The burning is part of a long-term trend of increasing wildfire in the West, brought on by a variety of factors, none more significant, according to recent research, than human-caused climate change.

RTFA. If your Congress-critter is still in denial about climate change, kick their sorry butt out of office. You can work to put someone useful into office and the dullard can try to find an honest job.

After 113 years of cranking out engines, Mercedes plant to make batteries, electric motors

❝ The first vehicle in history considered to be an automobile was the Benz Motorwagen of 1885…It was also the first vehicle from an automaker that has been around for the duration of the industry: we know it today as Mercedes-Benz.

In other words, the company has been building cars for 132 years…

And engines for those cars have come from its the German luxury car maker’s Untertürkheim production facility for 113 years.

❝ Now, after more than a century of internal-combustion engines, that historic plant is undergoing a seismic change: it will now build batteries for electric cars as well as engines…

❝ …The Untertürkheim facility will eventually be a major supplier to the Sindelfingen passenger-car plant…There, the brand’s EQ line of electric cars will be built, for which Untertürkheim will supply the battery packs.

The luxury marque has said it will launch 10 electric cars under the EQ badge by the year 2025.
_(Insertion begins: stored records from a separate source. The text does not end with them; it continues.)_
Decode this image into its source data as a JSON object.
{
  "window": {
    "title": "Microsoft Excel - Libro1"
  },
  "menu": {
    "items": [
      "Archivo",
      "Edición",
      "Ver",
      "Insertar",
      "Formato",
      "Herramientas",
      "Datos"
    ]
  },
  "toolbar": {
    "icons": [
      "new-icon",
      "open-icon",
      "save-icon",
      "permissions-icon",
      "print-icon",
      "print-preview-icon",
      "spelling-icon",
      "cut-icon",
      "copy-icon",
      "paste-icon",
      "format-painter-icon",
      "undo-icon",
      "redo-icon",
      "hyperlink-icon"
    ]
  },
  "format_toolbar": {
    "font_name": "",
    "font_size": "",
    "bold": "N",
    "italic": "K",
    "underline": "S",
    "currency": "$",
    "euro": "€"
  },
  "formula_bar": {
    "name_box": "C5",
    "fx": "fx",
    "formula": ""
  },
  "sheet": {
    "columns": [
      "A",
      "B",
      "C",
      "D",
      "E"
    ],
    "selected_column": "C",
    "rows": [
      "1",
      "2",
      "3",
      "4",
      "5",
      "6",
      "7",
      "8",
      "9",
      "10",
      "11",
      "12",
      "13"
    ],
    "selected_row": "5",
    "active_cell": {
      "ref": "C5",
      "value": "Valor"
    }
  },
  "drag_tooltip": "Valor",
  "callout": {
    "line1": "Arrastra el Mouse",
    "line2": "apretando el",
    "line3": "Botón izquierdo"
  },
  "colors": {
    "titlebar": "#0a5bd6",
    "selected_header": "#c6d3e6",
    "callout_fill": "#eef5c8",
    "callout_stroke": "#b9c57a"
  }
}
Yes, of course, the market for conventional fossil fuel-fired internal combustion engines will continue for a spell. Even with a diminishing market share it will take some years for consumers to change. Cripes, we still have enclaves of flat-earthers AROUND the globe.

Future Hurricanes Likely To Be Worse Than Harvey
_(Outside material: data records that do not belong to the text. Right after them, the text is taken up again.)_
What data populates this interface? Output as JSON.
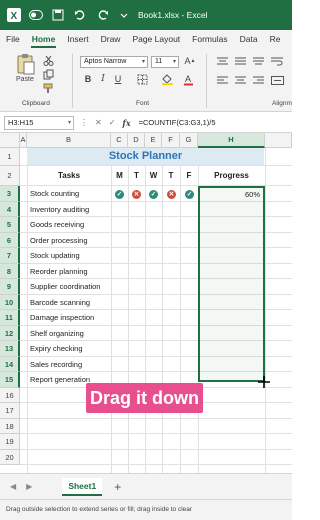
{
  "window": {
    "title": "Book1.xlsx  -  Excel",
    "brand_color": "#1f6f43"
  },
  "ribbon": {
    "tabs": [
      "File",
      "Home",
      "Insert",
      "Draw",
      "Page Layout",
      "Formulas",
      "Data",
      "Re"
    ],
    "active_tab": "Home",
    "clipboard": {
      "paste_label": "Paste",
      "group_label": "Clipboard"
    },
    "font": {
      "name": "Aptos Narrow",
      "size": "11",
      "group_label": "Font"
    },
    "alignment": {
      "group_label": "Alignm"
    }
  },
  "formula_bar": {
    "name_box": "H3:H15",
    "fx": "fx",
    "formula": "=COUNTIF(C3:G3,1)/5"
  },
  "grid": {
    "columns": [
      "A",
      "B",
      "C",
      "D",
      "E",
      "F",
      "G",
      "H"
    ],
    "rows": [
      "1",
      "2",
      "3",
      "4",
      "5",
      "6",
      "7",
      "8",
      "9",
      "10",
      "11",
      "12",
      "13",
      "14",
      "15",
      "16",
      "17",
      "18",
      "19",
      "20"
    ],
    "selected_column": "H"
  },
  "sheet": {
    "title": "Stock Planner",
    "headers": {
      "tasks": "Tasks",
      "days": [
        "M",
        "T",
        "W",
        "T",
        "F"
      ],
      "progress": "Progress"
    },
    "tasks": [
      "Stock counting",
      "Inventory auditing",
      "Goods receiving",
      "Order processing",
      "Stock updating",
      "Reorder planning",
      "Supplier coordination",
      "Barcode scanning",
      "Damage inspection",
      "Shelf organizing",
      "Expiry checking",
      "Sales recording",
      "Report generation"
    ],
    "row3_marks": [
      "check",
      "cross",
      "check",
      "cross",
      "check"
    ],
    "row3_progress": 0.6,
    "row3_progress_label": "60%",
    "colors": {
      "check": "#2e8b7a",
      "cross": "#d24c3e",
      "title": "#2f75b5",
      "title_fill": "#deeaf1"
    }
  },
  "overlay": {
    "text": "Drag it down",
    "color": "#e84f8f"
  },
  "sheet_tabs": {
    "active": "Sheet1",
    "add_label": "+"
  },
  "status_bar": {
    "text": "Drag outside selection to extend series or fill; drag inside to clear"
  }
}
How powerful would Hurricane Harvey have been in 1880? How much stronger might it be in 2100?

❝ A single Hurricane Harvey has been more than anyone can bear. But to better prepare cities for future storms, researchers are preparing to re-watch Harvey thousands of times. They’ve already been studying earlier storms, and their conclusions don’t bode well for the decades to come.
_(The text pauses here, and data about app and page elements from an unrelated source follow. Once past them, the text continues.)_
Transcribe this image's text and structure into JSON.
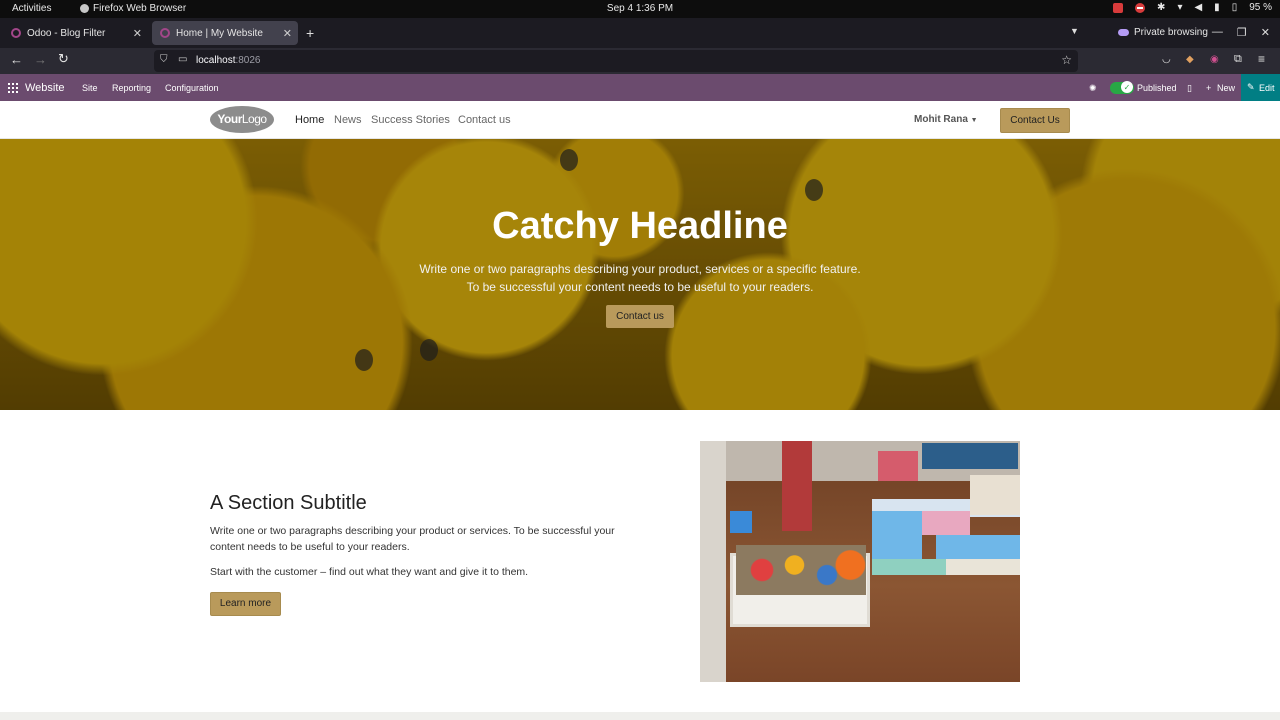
{
  "gnome_bar": {
    "activities": "Activities",
    "app_name": "Firefox Web Browser",
    "clock": "Sep 4  1:36 PM",
    "battery": "95 %"
  },
  "tabs": [
    {
      "title": "Odoo - Blog Filter",
      "active": false
    },
    {
      "title": "Home | My Website",
      "active": true
    }
  ],
  "browser": {
    "private_label": "Private browsing",
    "url_host": "localhost",
    "url_port": ":8026"
  },
  "odoo_bar": {
    "app": "Website",
    "menu": [
      "Site",
      "Reporting",
      "Configuration"
    ],
    "published": "Published",
    "new": "New",
    "edit": "Edit"
  },
  "site_header": {
    "logo_bold": "Your",
    "logo_light": "Logo",
    "menu": [
      "Home",
      "News",
      "Success Stories",
      "Contact us"
    ],
    "user": "Mohit Rana",
    "cta": "Contact Us"
  },
  "hero": {
    "title": "Catchy Headline",
    "line1": "Write one or two paragraphs describing your product, services or a specific feature.",
    "line2": "To be successful your content needs to be useful to your readers.",
    "button": "Contact us"
  },
  "section": {
    "title": "A Section Subtitle",
    "p1": "Write one or two paragraphs describing your product or services. To be successful your content needs to be useful to your readers.",
    "p2": "Start with the customer – find out what they want and give it to them.",
    "button": "Learn more"
  },
  "colors": {
    "odoo_bar": "#6b4b6e",
    "accent_button": "#b99a5b",
    "edit_button": "#017e84",
    "toggle_on": "#28a745"
  }
}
❝ In the months and years after Superstorm Sandy’s 2012 assault on New Jersey and New York, Gary Lackmann, an atmospheric science professor at North Carolina State University, was asked how the event might be understood in light of human-driven global warming. He knew that the question everyone wants answered—did climate change cause the storm—wasn’t the right one. Hurricanes were around long before the industrial revolution. Two questions did, however, resonate:

How does climate change affect the frequency or intensity of huge storms?…

What would the weather pattern that sustained Sandy have spawned in a cooler past or a hotter future?…

RTFA for conclusions.

The body of Lackmann’s study ran before Hurricane Harvey. He’s adding that info to an ongoing evaluation. The more empirical data you have, the better. Especially in the political climate of crap “alternative facts” so loved by today’s conservatives.